Top of Exercise input
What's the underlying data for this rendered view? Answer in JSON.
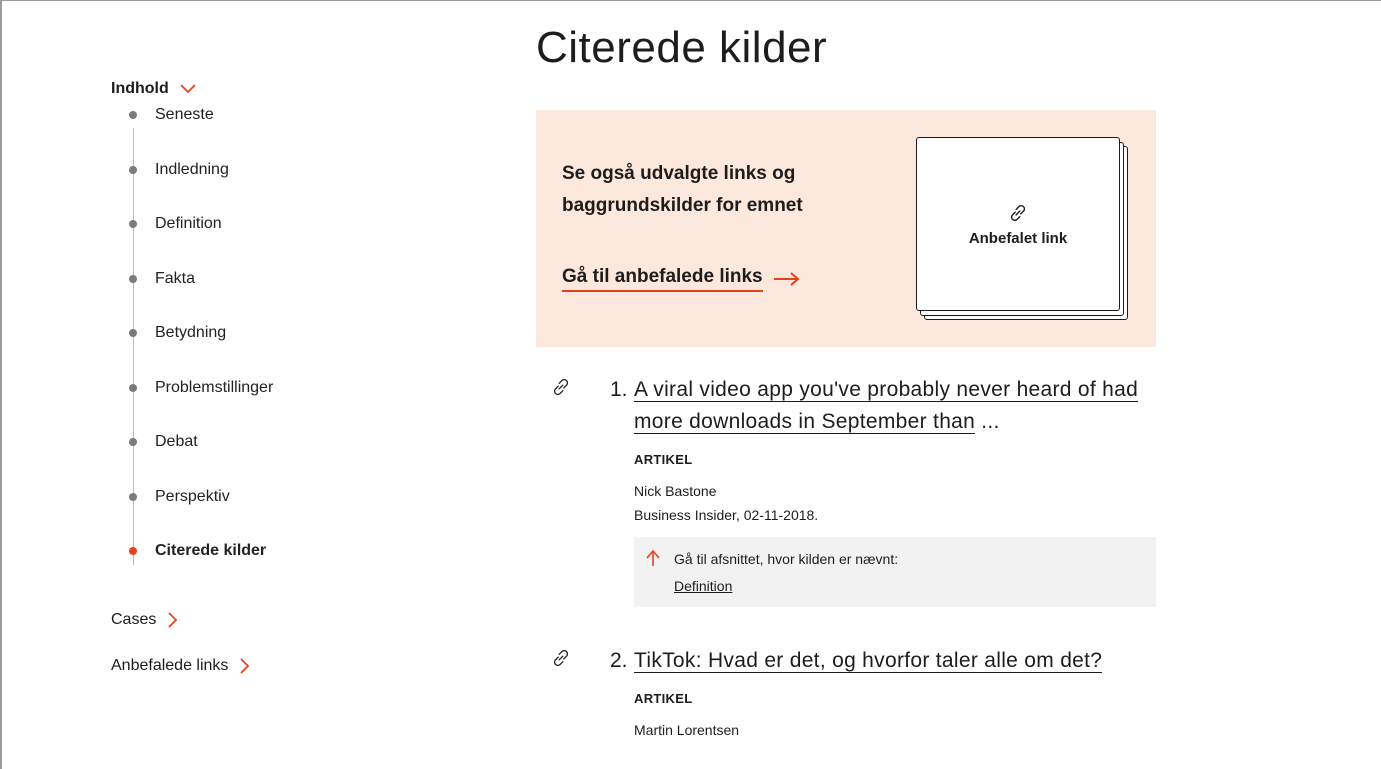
{
  "sidebar": {
    "heading": "Indhold",
    "toc": [
      {
        "label": "Seneste"
      },
      {
        "label": "Indledning"
      },
      {
        "label": "Definition"
      },
      {
        "label": "Fakta"
      },
      {
        "label": "Betydning"
      },
      {
        "label": "Problemstillinger"
      },
      {
        "label": "Debat"
      },
      {
        "label": "Perspektiv"
      },
      {
        "label": "Citerede kilder",
        "active": true
      }
    ],
    "cases_label": "Cases",
    "recommended_label": "Anbefalede links"
  },
  "main": {
    "title": "Citerede kilder",
    "promo": {
      "text": "Se også udvalgte links og baggrundskilder for emnet",
      "link_label": "Gå til anbefalede links",
      "card_label": "Anbefalet link"
    },
    "references": [
      {
        "number": "1.",
        "title_linked": "A viral video app you've probably never heard of had more downloads in September than",
        "title_tail": " ...",
        "kind": "ARTIKEL",
        "author": "Nick Bastone",
        "source": "Business Insider, 02-11-2018.",
        "back_text": "Gå til afsnittet, hvor kilden er nævnt:",
        "back_link": "Definition"
      },
      {
        "number": "2.",
        "title_linked": "TikTok: Hvad er det, og hvorfor taler alle om det?",
        "title_tail": "",
        "kind": "ARTIKEL",
        "author": "Martin Lorentsen"
      }
    ]
  },
  "colors": {
    "accent": "#e8401c",
    "promo_bg": "#fde8dd",
    "back_bg": "#f2f2f2"
  }
}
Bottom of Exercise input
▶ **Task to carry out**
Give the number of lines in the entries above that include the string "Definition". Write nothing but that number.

▶ **Task response**
2